Elder statesmen of hip-hop Wu-Tang Clan recently released a new album, Once Upon a Time In Shaolin. The 31-track LP took the group over nine years to record. You probably haven’t heard anything off the album, and you very well may never. The rap super group decided, in a move that speaks more to their desire to desperately stay in the headlines than a desire to make music, to only release one copy of the album.
Yea. RZA, GZA, and the rest of the rogues gallery of rappers you didn’t know were still rapping have just sold the one copy of Shaolin after months of legal back and forth. A private American collector reportedly paid “millions” for this embodiment of artificial scarcity and, as per the terms of the sale, he or she won’t be allowed to release the tunes to the public for another 88 years. At that point, we’ll all be listening to whatever fresh new sounds are coming from the Mars colonies and boom bap rap might be a little passé.
A Kickstarter group made a valiant attempt to shore up enough funds to purchase the album and make it available through public domain. Their stated goal was to prevent “some billionaire's kid spending his dad's money to collect a trophy and then he'll keep the album to himself and fans the world over will suffer.” Funny how things worked out.
This coming hot on the trail of news about Adele breaking the single-week US album sales record, set over 15 years ago by *NSYNC’s No Strings Attached, should show that just because you made the most doesn’t mean you’ve “won.”
The sale of Shaolin sets a new record for the most expensive single album, a title previously held by an acetate recording of Elvis’ first song, bought by Jack White.

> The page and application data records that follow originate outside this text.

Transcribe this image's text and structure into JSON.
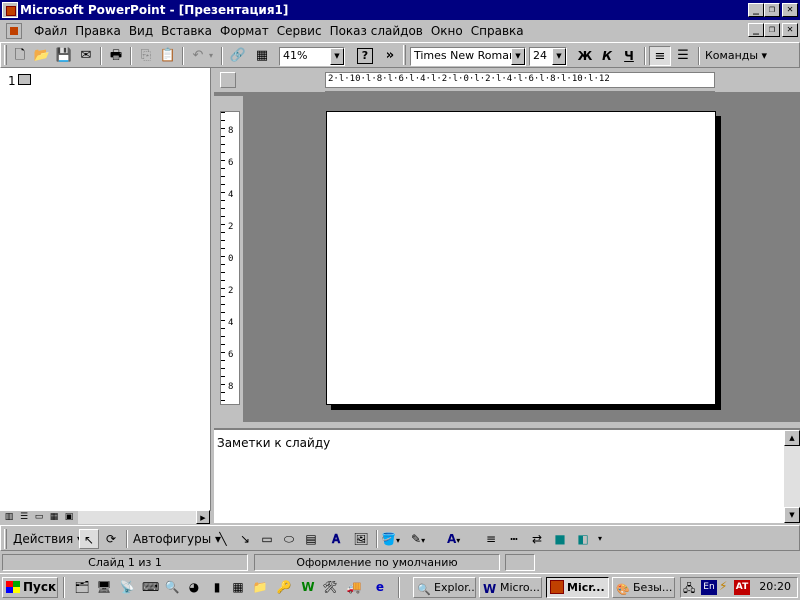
{
  "window": {
    "title": "Microsoft PowerPoint - [Презентация1]",
    "controls": {
      "minimize": "_",
      "restore": "❐",
      "close": "✕"
    },
    "doc_controls": {
      "minimize": "_",
      "restore": "❐",
      "close": "✕"
    }
  },
  "menu": {
    "items": [
      "Файл",
      "Правка",
      "Вид",
      "Вставка",
      "Формат",
      "Сервис",
      "Показ слайдов",
      "Окно",
      "Справка"
    ]
  },
  "standard_toolbar": {
    "zoom_value": "41%",
    "more_label": "»"
  },
  "formatting_toolbar": {
    "font_name": "Times New Roman",
    "font_size": "24",
    "bold_label": "Ж",
    "italic_label": "К",
    "underline_label": "Ч",
    "commands_label": "Команды ▾"
  },
  "outline": {
    "slide_number": "1"
  },
  "rulers": {
    "horizontal": "2·l·10·l·8·l·6·l·4·l·2·l·0·l·2·l·4·l·6·l·8·l·10·l·12",
    "vertical": [
      "8",
      "6",
      "4",
      "2",
      "0",
      "2",
      "4",
      "6",
      "8"
    ]
  },
  "notes": {
    "placeholder": "Заметки к слайду"
  },
  "drawing_toolbar": {
    "actions_label": "Действия ▾",
    "autoshapes_label": "Автофигуры ▾"
  },
  "status_bar": {
    "slide_info": "Слайд 1 из 1",
    "design": "Оформление по умолчанию"
  },
  "taskbar": {
    "start_label": "Пуск",
    "tasks": [
      "Explor...",
      "Micro...",
      "Micr...",
      "Безы..."
    ],
    "language": "En",
    "clock": "20:20"
  },
  "colors": {
    "title_bar": "#000080",
    "face": "#c0c0c0",
    "workspace": "#808080"
  }
}
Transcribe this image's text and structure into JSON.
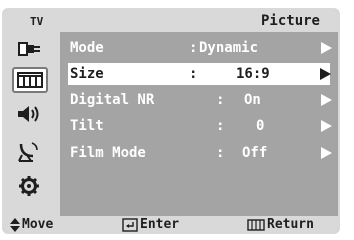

“The Wu-Tang Clan have always been driven by innovation, and this marks another moment in musical history,” cofounder RZA said in a press release about the album. What sort of moment this will be remains to be seen.